>>>
>>> +1
>> Keep the positive, rather than writing a separate RFC for that later.
>
> Why not but, in that case, this would send back the document for
> several weeks, since the text about positive answers in -02 was very
> limited and unclear (dropping it, like -03 did, is easier.)
>
> It is not just a matter of "keeping positive answers", it is a matter
> of "seriously studying the case of positive answers, which was
> neglected in the previous discussions".

It still seems to me that the time to add the wildcards back in would be 
less than the time to do two separate documents.  Unless there's some 
reason that this needs to be published in a hurry, I'd rather get to a 
point where we agree that wildcard synthesis is OK.

Having looked at this probably more than most people, there are some 
points worth clarifying.  Most notably, due to the closest encloser rule, 
it is not possible in general to synthesize every wildcard result but I 
it's possible to synthesize many useful ones.
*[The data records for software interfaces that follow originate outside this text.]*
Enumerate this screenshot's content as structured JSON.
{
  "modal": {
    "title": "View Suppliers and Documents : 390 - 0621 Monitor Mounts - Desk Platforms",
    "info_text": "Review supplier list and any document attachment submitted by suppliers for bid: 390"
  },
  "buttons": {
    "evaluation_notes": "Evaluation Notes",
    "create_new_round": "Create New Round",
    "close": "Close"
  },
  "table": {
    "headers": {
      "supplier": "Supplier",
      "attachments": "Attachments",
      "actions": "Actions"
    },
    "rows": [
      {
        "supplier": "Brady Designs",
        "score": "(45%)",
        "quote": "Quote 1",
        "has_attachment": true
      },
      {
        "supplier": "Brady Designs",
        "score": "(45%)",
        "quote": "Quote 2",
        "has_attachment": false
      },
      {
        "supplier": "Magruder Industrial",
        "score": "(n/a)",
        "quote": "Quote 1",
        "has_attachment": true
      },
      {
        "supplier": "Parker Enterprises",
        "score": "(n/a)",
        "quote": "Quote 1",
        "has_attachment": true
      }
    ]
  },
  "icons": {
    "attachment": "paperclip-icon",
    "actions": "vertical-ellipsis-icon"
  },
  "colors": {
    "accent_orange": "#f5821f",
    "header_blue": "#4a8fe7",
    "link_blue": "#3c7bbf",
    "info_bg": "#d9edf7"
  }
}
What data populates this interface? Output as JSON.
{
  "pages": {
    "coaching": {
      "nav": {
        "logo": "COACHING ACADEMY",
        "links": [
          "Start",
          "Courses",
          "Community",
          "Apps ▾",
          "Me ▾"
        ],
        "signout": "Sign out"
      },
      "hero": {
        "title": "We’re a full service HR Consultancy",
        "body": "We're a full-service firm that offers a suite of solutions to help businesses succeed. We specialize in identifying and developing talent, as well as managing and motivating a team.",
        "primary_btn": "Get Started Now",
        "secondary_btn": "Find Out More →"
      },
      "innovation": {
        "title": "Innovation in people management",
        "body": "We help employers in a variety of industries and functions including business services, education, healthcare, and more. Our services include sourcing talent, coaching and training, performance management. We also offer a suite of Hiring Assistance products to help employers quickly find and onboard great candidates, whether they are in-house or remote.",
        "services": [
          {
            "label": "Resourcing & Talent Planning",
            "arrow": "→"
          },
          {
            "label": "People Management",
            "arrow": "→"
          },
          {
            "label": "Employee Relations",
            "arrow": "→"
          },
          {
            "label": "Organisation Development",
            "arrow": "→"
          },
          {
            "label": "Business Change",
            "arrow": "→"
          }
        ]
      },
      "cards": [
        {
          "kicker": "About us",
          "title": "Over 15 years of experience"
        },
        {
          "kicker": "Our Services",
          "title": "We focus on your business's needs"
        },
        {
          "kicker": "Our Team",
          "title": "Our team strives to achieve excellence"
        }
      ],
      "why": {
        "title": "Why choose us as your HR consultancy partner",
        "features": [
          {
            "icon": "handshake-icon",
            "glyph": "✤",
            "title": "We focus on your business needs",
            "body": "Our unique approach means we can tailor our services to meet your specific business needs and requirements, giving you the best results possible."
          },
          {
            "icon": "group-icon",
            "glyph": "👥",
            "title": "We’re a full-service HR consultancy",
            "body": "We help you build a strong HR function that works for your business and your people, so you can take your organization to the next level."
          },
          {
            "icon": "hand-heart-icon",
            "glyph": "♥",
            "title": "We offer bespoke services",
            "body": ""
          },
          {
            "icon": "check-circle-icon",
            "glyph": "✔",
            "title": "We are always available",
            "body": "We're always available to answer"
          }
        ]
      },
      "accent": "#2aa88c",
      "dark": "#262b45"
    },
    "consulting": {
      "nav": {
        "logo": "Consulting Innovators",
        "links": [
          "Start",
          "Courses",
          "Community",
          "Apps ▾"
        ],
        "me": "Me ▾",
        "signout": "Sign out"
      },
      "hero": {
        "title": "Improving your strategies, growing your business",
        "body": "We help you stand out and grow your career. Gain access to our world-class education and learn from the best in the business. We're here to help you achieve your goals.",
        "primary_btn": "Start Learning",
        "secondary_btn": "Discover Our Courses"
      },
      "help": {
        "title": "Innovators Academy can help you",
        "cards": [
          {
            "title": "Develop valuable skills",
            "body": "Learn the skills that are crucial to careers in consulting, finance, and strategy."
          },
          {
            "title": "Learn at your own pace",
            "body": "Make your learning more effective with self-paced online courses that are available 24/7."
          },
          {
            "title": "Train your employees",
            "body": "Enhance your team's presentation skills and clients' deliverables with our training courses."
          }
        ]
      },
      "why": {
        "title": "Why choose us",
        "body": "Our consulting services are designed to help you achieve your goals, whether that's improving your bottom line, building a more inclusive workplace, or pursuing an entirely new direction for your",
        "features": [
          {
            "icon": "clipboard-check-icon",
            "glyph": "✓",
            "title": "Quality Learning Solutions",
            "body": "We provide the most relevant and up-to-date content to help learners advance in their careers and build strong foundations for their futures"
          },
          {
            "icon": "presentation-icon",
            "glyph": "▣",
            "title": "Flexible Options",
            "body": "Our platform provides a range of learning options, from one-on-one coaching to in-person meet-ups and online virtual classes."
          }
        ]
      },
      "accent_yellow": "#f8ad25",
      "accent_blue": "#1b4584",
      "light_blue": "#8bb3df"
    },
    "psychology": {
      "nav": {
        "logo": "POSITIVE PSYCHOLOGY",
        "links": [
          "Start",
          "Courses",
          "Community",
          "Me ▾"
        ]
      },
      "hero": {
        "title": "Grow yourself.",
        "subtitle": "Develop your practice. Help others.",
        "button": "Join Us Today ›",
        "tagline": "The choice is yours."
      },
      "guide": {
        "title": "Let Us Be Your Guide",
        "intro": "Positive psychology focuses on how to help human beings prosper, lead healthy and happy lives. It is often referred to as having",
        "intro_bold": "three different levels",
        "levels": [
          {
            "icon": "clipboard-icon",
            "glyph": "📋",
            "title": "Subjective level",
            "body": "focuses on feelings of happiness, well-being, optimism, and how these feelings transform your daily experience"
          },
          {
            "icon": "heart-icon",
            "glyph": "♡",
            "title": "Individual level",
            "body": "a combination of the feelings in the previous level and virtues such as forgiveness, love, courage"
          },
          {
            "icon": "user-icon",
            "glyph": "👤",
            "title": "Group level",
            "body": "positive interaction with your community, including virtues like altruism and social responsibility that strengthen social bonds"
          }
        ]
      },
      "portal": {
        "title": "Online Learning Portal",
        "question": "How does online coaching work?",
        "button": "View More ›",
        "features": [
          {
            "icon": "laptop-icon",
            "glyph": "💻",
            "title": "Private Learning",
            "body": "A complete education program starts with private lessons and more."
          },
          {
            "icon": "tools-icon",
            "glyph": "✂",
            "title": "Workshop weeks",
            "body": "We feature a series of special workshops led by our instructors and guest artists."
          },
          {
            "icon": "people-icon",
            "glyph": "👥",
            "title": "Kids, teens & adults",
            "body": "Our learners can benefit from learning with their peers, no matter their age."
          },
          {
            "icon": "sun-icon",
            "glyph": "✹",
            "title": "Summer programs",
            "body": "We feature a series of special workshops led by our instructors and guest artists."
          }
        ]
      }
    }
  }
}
For example, let's say you query a.foo.example, and get back an answer 
saying it was synthesized from *.foo.example and the NSEC says the next 
name is c.foo.example. Then you can synthesize b.foo.example, but you 
can't synthesize d.foo.example.  That's a limitation, but that's OK.  It 
looks to me like most of the wildcards where this would be useful have no 
exceptions, such as the ones to put all of a IPv6 /64 into a DNS whitelist 
or blacklist.

Regards,
John Levine, johnl@taugh.com, Taughannock Networks, Trumansburg NY
Please consider the environment before reading this e-mail. https://jl.ly